For my part, I’ve lost count of the people I’ve lost. The childhood acquaintance and known associate who died after falling into a vat of acid, the co-workers electrocuted on the job, the brother-in-law who died this year after sucking poison into his lungs in a workplace that Guinness Book of World Records once proclaimed the dirtiest square mile on the planet. I couldn’t begin to count how many people I know who have lost fingers, broken bones, and shattered their bodies on the job. When you live where we live and do what we do you can judge us for our beliefs but be careful what you wish for; most of you can’t do what we do.
It’s not just Detroit: from the West Virginia coal mines to the avocado groves of California, to shrimpers in the gulf, to lumberman in Maine, we are everywhere. We would love to believe that we can have a clean, safe job that won’t kill us, but for most us that’s not real. Somewhere in the bowels of our souls we know that if we raise too much of a ruckus Wall Street will just move our jobs overseas, leaving us fighting and scrapping for jobs as bus boys and short order cooks. We would rather die making a living wage than work three shifts at crappy “service economy” jobs.
We never expected that our jobs would be easy, or safe, or clean. We watched, and continue to watch, a generation die horribly, but it’s the price we pay for a living wage. We roll the dice every day we go to work and sometimes it comes up craps; them’s the breaks and nobody mourns the man who knew the risks he took before they killed him. Casey Jones, John Henry, Big Bad John …ours is a pantheon of fallen workers who died plying their craft. Far from pity we celebrate these mythic figures; giants among men.
So where is our outrage? That’s reserved for those who are trying to take our jobs away. Whether it be a greedy human canker in the executive suite or a safety do-gooder who makes it more profitable for companies to spill the blood of third world foreigners than ours. Outrage is a luxury of the leisure class, we got work to do, even if that work will one day kill us.
Did you enjoy this? Hate it? Find it offensive or troubling?
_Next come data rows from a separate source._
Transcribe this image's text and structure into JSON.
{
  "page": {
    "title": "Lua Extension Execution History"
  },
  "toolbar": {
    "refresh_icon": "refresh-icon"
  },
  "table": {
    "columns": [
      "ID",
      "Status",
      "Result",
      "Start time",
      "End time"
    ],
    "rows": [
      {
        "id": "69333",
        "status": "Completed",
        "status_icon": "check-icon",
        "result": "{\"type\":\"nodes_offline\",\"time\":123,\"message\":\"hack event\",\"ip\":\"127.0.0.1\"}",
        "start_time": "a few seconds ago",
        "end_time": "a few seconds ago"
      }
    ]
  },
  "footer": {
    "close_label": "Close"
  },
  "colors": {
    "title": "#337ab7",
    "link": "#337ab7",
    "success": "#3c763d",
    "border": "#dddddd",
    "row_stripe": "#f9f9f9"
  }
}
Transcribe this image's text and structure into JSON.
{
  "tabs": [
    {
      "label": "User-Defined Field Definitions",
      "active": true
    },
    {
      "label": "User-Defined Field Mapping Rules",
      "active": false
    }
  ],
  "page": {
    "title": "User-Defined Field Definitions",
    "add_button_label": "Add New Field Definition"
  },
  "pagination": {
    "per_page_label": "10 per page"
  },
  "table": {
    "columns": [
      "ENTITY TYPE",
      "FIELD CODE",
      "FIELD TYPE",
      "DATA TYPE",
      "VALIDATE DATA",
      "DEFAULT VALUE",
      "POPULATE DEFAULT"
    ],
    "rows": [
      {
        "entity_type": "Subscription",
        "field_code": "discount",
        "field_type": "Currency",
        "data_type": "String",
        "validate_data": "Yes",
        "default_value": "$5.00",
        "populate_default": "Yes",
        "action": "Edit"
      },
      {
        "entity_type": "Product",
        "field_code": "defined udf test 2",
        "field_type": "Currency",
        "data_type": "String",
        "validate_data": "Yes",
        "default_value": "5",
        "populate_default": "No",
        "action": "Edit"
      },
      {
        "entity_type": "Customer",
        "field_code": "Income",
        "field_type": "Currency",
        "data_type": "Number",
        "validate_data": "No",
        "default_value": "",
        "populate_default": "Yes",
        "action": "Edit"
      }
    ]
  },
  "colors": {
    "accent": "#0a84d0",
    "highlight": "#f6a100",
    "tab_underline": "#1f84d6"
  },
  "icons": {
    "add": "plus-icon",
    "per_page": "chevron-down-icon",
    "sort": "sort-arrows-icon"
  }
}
If so, I hope you will share it. The icons below will allow you to share this via Twitter, Facebook, posting it to LinkedIn Groups or individuals, and even email it to individuals. I maintain this and www.rockfordgreeneinternational.wordpress.com without direct compensation to promote Rockford Greene and my published work. I’d sure appreciate it if you would help to pass the word to your fellow aficionados and or detractors. Thanks in advance, Phil